By combining genomics and isotope imaging analysis using high-resolution secondary ion mass spectrometry (NanoSIMS), we examined the function and evolution of Bacteroidales ectosymbionts of the protistBarbulanymphafrom the hindguts of the wood-eating cockroachCryptocercus punctulatus. In particular, we investigated the structure of ectosymbiont genomes, which, in contrast to those of endosymbionts, has been little studied to date, and tested the hypothesis that these ectosymbionts fix nitrogen. Unlike with most obligate endosymbionts, genome reduction has not played a major role in the evolution of the Barbulanympha ectosymbionts. Instead, interaction with the external environment has remained important for this symbiont as genes for synthesis of transporters, outer membrane proteins, lipopolysaccharides, and lipoproteins have been retained. The ectosymbiont genome carried two complete operons for nitrogen fixation, a urea transporter, and a urease, indicating the availability of nitrogen as a driving force behind the symbiosis.

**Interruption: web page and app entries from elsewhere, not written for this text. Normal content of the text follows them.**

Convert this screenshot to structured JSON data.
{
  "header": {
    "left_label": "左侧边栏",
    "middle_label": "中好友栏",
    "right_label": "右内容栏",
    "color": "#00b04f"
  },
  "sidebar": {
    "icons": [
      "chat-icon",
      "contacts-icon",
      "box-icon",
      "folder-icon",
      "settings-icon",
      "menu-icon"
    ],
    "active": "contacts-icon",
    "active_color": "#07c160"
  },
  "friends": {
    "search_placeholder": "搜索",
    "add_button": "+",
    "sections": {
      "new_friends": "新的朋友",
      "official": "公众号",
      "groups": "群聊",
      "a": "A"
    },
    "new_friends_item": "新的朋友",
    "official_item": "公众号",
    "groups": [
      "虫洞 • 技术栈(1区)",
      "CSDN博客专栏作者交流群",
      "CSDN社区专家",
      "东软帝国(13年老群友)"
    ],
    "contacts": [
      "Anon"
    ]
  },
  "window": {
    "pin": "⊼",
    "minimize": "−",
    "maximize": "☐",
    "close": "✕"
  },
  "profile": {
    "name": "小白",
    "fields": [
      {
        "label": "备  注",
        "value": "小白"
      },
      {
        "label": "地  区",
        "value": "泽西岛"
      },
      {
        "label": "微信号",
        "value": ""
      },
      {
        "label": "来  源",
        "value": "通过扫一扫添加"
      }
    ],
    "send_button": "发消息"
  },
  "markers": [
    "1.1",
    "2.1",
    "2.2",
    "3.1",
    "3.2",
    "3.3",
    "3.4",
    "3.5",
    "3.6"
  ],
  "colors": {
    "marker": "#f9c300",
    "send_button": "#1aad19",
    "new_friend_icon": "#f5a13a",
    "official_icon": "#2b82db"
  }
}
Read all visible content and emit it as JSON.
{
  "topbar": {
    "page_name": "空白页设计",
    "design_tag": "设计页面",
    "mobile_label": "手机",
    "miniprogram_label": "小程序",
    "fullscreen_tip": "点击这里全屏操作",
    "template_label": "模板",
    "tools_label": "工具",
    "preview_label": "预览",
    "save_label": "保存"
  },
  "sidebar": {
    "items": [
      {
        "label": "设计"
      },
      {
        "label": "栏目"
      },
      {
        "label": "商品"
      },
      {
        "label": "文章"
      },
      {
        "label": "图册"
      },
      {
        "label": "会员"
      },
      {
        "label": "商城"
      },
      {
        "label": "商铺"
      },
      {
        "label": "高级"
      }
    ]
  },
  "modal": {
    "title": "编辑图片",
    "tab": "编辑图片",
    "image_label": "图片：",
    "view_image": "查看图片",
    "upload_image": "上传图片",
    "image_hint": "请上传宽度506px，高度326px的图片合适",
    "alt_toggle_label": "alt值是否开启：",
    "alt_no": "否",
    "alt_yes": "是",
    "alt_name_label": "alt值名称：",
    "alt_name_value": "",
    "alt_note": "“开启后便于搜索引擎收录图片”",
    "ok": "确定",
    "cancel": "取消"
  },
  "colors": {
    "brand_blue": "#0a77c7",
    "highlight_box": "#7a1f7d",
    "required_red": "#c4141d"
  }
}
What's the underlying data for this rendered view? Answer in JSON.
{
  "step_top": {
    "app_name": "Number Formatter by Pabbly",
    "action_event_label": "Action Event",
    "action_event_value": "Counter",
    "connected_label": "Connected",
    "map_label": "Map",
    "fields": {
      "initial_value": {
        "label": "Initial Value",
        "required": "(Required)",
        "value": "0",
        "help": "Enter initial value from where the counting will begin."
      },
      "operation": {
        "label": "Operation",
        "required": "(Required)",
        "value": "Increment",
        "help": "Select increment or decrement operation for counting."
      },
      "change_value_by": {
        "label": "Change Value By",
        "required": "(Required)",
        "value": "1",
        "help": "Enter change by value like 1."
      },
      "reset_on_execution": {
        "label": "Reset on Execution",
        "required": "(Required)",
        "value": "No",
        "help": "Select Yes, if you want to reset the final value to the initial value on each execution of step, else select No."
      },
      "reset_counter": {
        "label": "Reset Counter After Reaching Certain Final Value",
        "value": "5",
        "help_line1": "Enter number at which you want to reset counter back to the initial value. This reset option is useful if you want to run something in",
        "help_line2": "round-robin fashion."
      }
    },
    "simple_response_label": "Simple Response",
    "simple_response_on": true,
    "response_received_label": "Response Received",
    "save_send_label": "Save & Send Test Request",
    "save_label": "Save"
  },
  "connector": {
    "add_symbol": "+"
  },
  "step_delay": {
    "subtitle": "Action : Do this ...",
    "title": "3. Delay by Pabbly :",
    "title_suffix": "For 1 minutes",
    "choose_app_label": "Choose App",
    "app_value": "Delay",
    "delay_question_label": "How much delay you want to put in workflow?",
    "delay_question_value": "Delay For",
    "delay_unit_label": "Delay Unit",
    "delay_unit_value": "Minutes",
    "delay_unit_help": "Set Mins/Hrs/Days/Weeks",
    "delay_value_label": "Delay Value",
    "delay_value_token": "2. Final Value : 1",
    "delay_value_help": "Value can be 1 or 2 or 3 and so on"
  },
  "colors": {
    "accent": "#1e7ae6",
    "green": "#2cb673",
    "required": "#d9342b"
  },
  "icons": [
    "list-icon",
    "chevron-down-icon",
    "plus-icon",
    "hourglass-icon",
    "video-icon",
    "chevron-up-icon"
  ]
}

NanoSIMS analysis ofC. punctulatushindgut symbionts exposedin vivoto 15N 2 supports the hypothesis thatBarbulanymphaectosymbionts are capable of nitrogen fixation. This genomic andin vivofunctional investigation of protist ectosymbionts highlights the diversity of evolutionary forces and trajectories that shape symbiotic interactions. The ecological and evolutionary importance of symbioses is increasingly clear, but the overall diversity of symbiotic interactions remains poorly explored. Here in thismore » study, we investigated the evolution and nitrogen fixation capabilities of ectosymbionts attached to the protist Barbulanympha from the hindgut of the wood-eating cockroach Cryptocercus punctulatus. In addressing genome evolution of protist ectosymbionts, our data suggest that the ecological pressures influencing the evolution of extracellular symbionts clearly differ from intracellular symbionts and organelles. Using NanoSIMS analysis, we also obtained direct imaging evidence of a specific hindgut microbe playing a role in nitrogen fixation. These results demonstrate the power of combining NanoSIMS and genomics tools for investigating the biology of uncultivable microbes. This investigation paves the way for a more precise understanding of microbial interactions in the hindguts of wood-eating insects and further exploration of the diversity and ecological significance of symbiosis between microbes.« less
 [1] ;  [2] ;  [2] ;  [3] ;  [4] ;  [1]
  1. Univ. of British Columbia, Vancouver, BC (Canada). Dept. of Botany; Canadian Inst. for Advanced Research, Toronto, ON (Canada)
  2. Lawrence Livermore National Lab. (LLNL), Livermore, CA (United States)
  3. North Carolina State Univ., Raleigh, NC (United States). Dept. of Entomology
  4. Univ. of Victoria, BC (Canada). Dept. of Biology
Publication Date:
Report Number(s):
Journal ID: ISSN 0099-2240
Grant/Contract Number:
AC52-07NA27344; 227301; 011-LW-039; SCW1039
Accepted Manuscript
Journal Name:
Applied and Environmental Microbiology
Additional Journal Information:
Journal Volume: 82; Journal Issue: 15; Journal ID: ISSN 0099-2240
American Society for Microbiology
Research Org:
Lawrence Livermore National Lab. (LLNL), Livermore, CA (United States)
Sponsoring Org:
USDOE; Canadian Institute for Advanced Research (CIFAR)
Country of Publication:
United States
OSTI Identifier: